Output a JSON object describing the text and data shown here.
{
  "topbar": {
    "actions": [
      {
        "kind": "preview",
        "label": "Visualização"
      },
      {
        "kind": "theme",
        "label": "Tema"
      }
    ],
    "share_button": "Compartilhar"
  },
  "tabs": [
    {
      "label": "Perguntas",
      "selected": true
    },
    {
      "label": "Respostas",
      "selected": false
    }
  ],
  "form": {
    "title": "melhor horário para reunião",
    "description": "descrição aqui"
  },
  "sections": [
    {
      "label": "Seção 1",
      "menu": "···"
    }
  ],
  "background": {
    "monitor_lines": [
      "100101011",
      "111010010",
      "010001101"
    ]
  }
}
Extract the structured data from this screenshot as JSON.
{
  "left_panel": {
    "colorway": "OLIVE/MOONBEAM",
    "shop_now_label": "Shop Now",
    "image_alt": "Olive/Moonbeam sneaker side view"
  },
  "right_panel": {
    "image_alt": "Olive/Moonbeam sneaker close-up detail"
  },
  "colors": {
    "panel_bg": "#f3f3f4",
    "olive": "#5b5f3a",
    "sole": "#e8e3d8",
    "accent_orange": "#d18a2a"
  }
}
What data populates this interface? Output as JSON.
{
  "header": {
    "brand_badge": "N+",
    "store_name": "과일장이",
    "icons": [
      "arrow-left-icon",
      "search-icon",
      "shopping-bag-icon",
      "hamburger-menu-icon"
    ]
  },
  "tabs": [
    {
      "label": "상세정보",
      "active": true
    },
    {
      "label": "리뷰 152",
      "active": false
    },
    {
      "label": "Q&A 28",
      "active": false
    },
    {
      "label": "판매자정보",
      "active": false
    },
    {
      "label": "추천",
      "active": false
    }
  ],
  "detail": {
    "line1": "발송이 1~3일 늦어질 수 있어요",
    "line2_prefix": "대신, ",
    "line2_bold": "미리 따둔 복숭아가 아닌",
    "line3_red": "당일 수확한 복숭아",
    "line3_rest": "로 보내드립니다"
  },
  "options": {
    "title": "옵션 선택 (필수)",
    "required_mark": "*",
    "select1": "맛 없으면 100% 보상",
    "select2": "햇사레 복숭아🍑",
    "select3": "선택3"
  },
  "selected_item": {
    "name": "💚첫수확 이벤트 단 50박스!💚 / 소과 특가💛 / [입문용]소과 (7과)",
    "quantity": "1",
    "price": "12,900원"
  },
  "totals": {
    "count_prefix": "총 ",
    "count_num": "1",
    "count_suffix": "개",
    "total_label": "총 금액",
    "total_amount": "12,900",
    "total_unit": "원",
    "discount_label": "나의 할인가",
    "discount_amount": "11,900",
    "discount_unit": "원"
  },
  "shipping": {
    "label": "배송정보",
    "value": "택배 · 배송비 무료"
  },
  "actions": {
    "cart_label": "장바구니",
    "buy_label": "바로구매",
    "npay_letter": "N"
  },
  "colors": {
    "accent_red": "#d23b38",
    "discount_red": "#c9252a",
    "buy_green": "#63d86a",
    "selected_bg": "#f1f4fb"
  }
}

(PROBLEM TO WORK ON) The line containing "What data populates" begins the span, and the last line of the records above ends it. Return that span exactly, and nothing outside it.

(ANSWER AREA)
What data populates this interface? Output as JSON.
{
  "header": {
    "brand_badge": "N+",
    "store_name": "과일장이",
    "icons": [
      "arrow-left-icon",
      "search-icon",
      "shopping-bag-icon",
      "hamburger-menu-icon"
    ]
  },
  "tabs": [
    {
      "label": "상세정보",
      "active": true
    },
    {
      "label": "리뷰 152",
      "active": false
    },
    {
      "label": "Q&A 28",
      "active": false
    },
    {
      "label": "판매자정보",
      "active": false
    },
    {
      "label": "추천",
      "active": false
    }
  ],
  "detail": {
    "line1": "발송이 1~3일 늦어질 수 있어요",
    "line2_prefix": "대신, ",
    "line2_bold": "미리 따둔 복숭아가 아닌",
    "line3_red": "당일 수확한 복숭아",
    "line3_rest": "로 보내드립니다"
  },
  "options": {
    "title": "옵션 선택 (필수)",
    "required_mark": "*",
    "select1": "맛 없으면 100% 보상",
    "select2": "햇사레 복숭아🍑",
    "select3": "선택3"
  },
  "selected_item": {
    "name": "💚첫수확 이벤트 단 50박스!💚 / 소과 특가💛 / [입문용]소과 (7과)",
    "quantity": "1",
    "price": "12,900원"
  },
  "totals": {
    "count_prefix": "총 ",
    "count_num": "1",
    "count_suffix": "개",
    "total_label": "총 금액",
    "total_amount": "12,900",
    "total_unit": "원",
    "discount_label": "나의 할인가",
    "discount_amount": "11,900",
    "discount_unit": "원"
  },
  "shipping": {
    "label": "배송정보",
    "value": "택배 · 배송비 무료"
  },
  "actions": {
    "cart_label": "장바구니",
    "buy_label": "바로구매",
    "npay_letter": "N"
  },
  "colors": {
    "accent_red": "#d23b38",
    "discount_red": "#c9252a",
    "buy_green": "#63d86a",
    "selected_bg": "#f1f4fb"
  }
}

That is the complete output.